In Singapore, we are looking to double our reporting team by this year-end to comprehensively cover the fast-moving world of funded startups and VC, PE & M&A deals. We want reporters who can tell our readers what is really happening in these sectors and why it matters to markets, companies and consumers. The ability to write precisely and urgently is crucial for these roles. Ideal candidates must have to ability to work in a collaborative, dynamic, and fast-changing environment. We want our new hires to be digitally savvy and ready to experiment with new forms of storytelling. Most importantly, we are looking for hard-hitting reporters who work well in a team. Collaboration and collegiality are a must.

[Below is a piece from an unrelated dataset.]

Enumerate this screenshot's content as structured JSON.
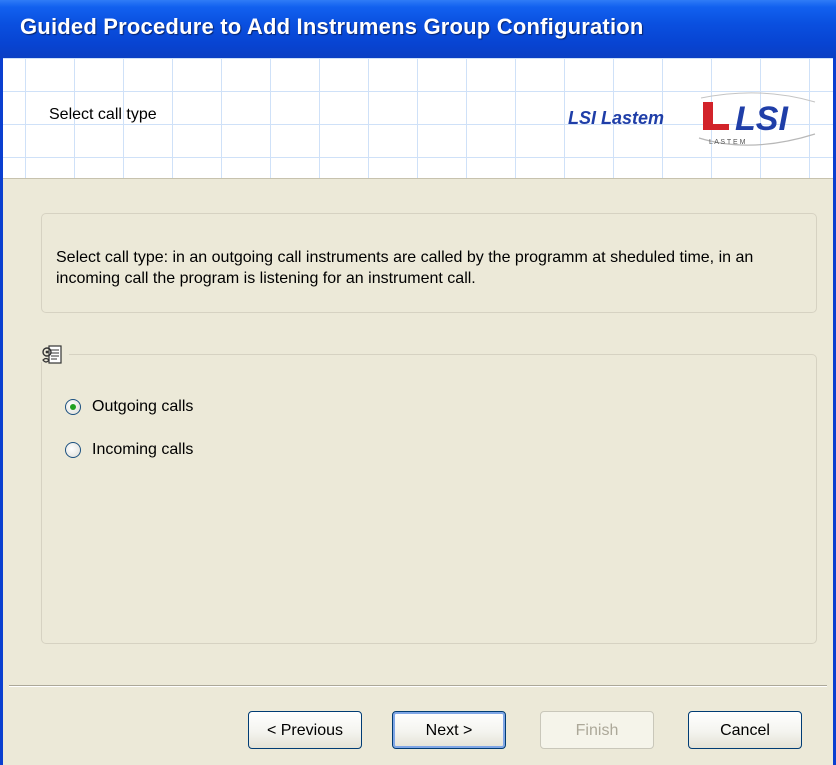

Following vacancies can be applied for (only in Singapore).

Following vacancies can be applied for (only in Singapore).   

  • A reporter to track companies/startups that have raised private capital, and have the potential to become unicorns. SEA currently has over 40 companies with a valuation of over $100 million and under $1 billion.
  • A reporter who can get behind the scenes and reveal how funding rounds are put together, or why they’ve failed to materialise. She/he in this role will largely focus on long-format stories. 
  • A journalist to track special situations funds, distressed debt and private credit (from the PE angle) across Asia.